On top of this, you may build a digital asset modelling language (DAML) framework workflow, typically used to create smart contract workflows anchored on blockchains, to provide a means of automating any business logic or rules. This enables automatic processing and proof of the process.
Again, the key to understanding Sphereon is that it is a company focused and grounded in the document and process management world. Their use of VCs and DIDs for secure and verifiable data exchange needs to be seen in that context. For example, files stored in an Alfresco or Microsoft SharePoint repository can, using Sphereon, be anchored on a blockchain to lock and notarize them. By using a DAML smart contract, those anchored files can have things like retention and disposition rules applied to them and triggered automatically. With the addition of Verified Credentials, the files can have a secure life outside of the repository and move from the ECM system that is the system of trust, through traditional document management mechanisms, to an independent, distributed life and shared trust through using cryptology and blockchain.
This technology has numerous potential use cases; most obviously, it can be used for know-your-customer/anti-money-laundering (KYC/AML) checks: only one trusted party has to perform these, and others can reuse the issued credential. Other use cases include employee onboarding or issuing many types of verifiable certificates. But what interests us are the use cases yet to be explored or yet to emerge. For even though organizations are implementing enterprise blockchains to reduce, automate, or eliminate paper and file-based processes, the traditional world of technology vendors that focus on paper and file-based processes has been understandably slow to embrace this. Tools like VC open the doors for developers, systems integrators, and, potentially, technology vendors to embrace those opportunities.
Though Sphereon has been building connectors to blockchain for ECM systems for some time now, its Verified Credentials and Smart Contract capabilities are still relatively new. Hence, it is no surprise that there is still much work to do in productizing and marketing this technology. Even so, for savvy developers and systems integrators, there is much to explore here. We think that technology vendors in the ECM and process automation sector should take a good look at Sphereon and consider how they can extend and modernize their products, or they risk being left behind.

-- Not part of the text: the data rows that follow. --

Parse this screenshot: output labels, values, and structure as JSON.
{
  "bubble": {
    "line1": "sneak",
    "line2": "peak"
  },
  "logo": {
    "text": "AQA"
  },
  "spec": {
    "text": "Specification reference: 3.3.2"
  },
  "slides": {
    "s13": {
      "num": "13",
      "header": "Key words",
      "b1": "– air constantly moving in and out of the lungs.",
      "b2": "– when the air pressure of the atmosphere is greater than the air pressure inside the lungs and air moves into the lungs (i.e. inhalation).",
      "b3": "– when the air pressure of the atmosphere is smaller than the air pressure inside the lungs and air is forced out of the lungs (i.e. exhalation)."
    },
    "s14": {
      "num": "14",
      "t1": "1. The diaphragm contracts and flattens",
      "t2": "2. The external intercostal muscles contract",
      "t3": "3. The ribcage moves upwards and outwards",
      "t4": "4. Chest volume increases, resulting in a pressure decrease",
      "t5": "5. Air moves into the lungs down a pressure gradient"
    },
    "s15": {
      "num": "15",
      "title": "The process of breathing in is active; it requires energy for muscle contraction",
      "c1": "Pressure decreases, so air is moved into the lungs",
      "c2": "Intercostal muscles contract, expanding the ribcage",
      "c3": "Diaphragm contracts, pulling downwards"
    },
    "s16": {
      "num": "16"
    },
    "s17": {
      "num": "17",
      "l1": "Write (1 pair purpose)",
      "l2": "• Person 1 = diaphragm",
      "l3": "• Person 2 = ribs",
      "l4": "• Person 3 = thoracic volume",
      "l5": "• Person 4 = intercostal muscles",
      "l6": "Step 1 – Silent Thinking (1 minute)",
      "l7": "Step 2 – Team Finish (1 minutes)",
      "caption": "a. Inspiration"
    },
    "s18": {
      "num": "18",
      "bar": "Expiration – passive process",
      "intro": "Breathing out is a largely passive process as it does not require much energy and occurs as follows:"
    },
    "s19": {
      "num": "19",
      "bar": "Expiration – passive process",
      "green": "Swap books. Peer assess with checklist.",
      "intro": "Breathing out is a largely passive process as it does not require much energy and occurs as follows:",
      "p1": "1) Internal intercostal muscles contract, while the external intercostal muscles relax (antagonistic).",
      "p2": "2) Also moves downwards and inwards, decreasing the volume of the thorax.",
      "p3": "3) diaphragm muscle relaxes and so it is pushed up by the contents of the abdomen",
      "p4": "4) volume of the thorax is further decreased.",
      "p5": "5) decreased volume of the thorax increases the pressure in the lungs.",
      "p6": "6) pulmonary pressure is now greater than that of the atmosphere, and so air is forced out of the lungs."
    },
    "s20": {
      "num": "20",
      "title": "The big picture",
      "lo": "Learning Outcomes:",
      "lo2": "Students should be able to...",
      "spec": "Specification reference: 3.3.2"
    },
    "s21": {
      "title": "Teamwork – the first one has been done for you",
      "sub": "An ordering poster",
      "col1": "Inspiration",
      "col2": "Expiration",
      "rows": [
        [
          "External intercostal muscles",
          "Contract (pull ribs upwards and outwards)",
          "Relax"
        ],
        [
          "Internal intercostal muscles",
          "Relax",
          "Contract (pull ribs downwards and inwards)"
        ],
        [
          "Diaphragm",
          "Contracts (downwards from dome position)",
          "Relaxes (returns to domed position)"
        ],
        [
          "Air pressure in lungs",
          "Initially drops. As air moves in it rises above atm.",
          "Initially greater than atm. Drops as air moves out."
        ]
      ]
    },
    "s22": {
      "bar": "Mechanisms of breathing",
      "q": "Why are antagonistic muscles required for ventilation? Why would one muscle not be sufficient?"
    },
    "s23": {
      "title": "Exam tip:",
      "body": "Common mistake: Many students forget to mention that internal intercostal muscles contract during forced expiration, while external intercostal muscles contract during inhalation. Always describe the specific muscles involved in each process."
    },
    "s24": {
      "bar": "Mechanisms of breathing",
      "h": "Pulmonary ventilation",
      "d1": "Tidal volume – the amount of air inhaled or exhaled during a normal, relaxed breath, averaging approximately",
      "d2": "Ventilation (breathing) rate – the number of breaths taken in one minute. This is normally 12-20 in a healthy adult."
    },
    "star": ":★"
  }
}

Advice to Buyers
Organizations across the board are exploring and implementing blockchain technologies to reduce or even eliminate the need for files and documents. But ripping and replacing ECM platforms that have been in place for decades is no easy undertaking, and such a move comes with a high degree of risk. Sphereon provides an opportunity to integrate and extend those existing mission critical platforms, making the work of transformation via blockchain much less demanding.
- First to market
- Deep experience in document and process management
- Revolutionize document and process management
- Be the enabler of interparty digital trust
- Partner with major systems integrators
- Partner with major tech vendors
- Partnerships and connectors with leading ECM systems
- Technology already tested and deployed in major organizations